:: WHAT IS BEING ASKED ::
Return the entire listing, character for character.

:: RECORDS SUPPLIED ::
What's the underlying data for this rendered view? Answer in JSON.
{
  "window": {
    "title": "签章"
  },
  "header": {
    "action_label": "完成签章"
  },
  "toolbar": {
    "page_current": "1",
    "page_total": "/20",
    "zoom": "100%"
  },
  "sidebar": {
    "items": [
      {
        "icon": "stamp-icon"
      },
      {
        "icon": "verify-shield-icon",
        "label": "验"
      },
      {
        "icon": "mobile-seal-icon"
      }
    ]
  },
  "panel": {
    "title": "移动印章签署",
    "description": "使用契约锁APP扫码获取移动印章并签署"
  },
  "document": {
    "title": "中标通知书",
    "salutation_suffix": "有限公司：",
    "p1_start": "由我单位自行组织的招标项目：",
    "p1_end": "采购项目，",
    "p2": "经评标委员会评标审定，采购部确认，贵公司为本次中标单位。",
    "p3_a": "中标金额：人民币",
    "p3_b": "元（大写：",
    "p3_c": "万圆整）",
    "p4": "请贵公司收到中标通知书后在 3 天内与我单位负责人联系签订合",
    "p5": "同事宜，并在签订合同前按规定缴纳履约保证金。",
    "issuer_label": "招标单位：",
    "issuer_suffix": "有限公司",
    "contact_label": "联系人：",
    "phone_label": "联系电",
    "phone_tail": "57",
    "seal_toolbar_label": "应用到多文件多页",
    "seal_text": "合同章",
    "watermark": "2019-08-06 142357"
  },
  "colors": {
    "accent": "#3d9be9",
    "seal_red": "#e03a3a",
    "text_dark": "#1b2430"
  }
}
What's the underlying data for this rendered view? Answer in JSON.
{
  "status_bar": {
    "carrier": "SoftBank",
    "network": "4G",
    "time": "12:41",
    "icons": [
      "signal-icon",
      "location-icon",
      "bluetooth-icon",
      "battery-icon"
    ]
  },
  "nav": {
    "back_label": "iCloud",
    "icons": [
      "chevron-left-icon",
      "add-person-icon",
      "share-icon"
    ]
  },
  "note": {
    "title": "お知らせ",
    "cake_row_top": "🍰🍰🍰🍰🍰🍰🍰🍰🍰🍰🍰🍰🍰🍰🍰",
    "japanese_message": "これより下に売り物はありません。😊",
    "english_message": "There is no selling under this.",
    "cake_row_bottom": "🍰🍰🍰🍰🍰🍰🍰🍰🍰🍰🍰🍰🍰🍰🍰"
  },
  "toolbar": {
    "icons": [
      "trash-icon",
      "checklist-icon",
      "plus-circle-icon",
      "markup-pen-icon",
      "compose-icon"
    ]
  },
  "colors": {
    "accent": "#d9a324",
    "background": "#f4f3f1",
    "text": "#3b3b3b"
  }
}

:: ANSWER SPACE ::
What's the underlying data for this rendered view? Answer in JSON.
{
  "window": {
    "title": "签章"
  },
  "header": {
    "action_label": "完成签章"
  },
  "toolbar": {
    "page_current": "1",
    "page_total": "/20",
    "zoom": "100%"
  },
  "sidebar": {
    "items": [
      {
        "icon": "stamp-icon"
      },
      {
        "icon": "verify-shield-icon",
        "label": "验"
      },
      {
        "icon": "mobile-seal-icon"
      }
    ]
  },
  "panel": {
    "title": "移动印章签署",
    "description": "使用契约锁APP扫码获取移动印章并签署"
  },
  "document": {
    "title": "中标通知书",
    "salutation_suffix": "有限公司：",
    "p1_start": "由我单位自行组织的招标项目：",
    "p1_end": "采购项目，",
    "p2": "经评标委员会评标审定，采购部确认，贵公司为本次中标单位。",
    "p3_a": "中标金额：人民币",
    "p3_b": "元（大写：",
    "p3_c": "万圆整）",
    "p4": "请贵公司收到中标通知书后在 3 天内与我单位负责人联系签订合",
    "p5": "同事宜，并在签订合同前按规定缴纳履约保证金。",
    "issuer_label": "招标单位：",
    "issuer_suffix": "有限公司",
    "contact_label": "联系人：",
    "phone_label": "联系电",
    "phone_tail": "57",
    "seal_toolbar_label": "应用到多文件多页",
    "seal_text": "合同章",
    "watermark": "2019-08-06 142357"
  },
  "colors": {
    "accent": "#3d9be9",
    "seal_red": "#e03a3a",
    "text_dark": "#1b2430"
  }
}
What's the underlying data for this rendered view? Answer in JSON.
{
  "status_bar": {
    "carrier": "SoftBank",
    "network": "4G",
    "time": "12:41",
    "icons": [
      "signal-icon",
      "location-icon",
      "bluetooth-icon",
      "battery-icon"
    ]
  },
  "nav": {
    "back_label": "iCloud",
    "icons": [
      "chevron-left-icon",
      "add-person-icon",
      "share-icon"
    ]
  },
  "note": {
    "title": "お知らせ",
    "cake_row_top": "🍰🍰🍰🍰🍰🍰🍰🍰🍰🍰🍰🍰🍰🍰🍰",
    "japanese_message": "これより下に売り物はありません。😊",
    "english_message": "There is no selling under this.",
    "cake_row_bottom": "🍰🍰🍰🍰🍰🍰🍰🍰🍰🍰🍰🍰🍰🍰🍰"
  },
  "toolbar": {
    "icons": [
      "trash-icon",
      "checklist-icon",
      "plus-circle-icon",
      "markup-pen-icon",
      "compose-icon"
    ]
  },
  "colors": {
    "accent": "#d9a324",
    "background": "#f4f3f1",
    "text": "#3b3b3b"
  }
}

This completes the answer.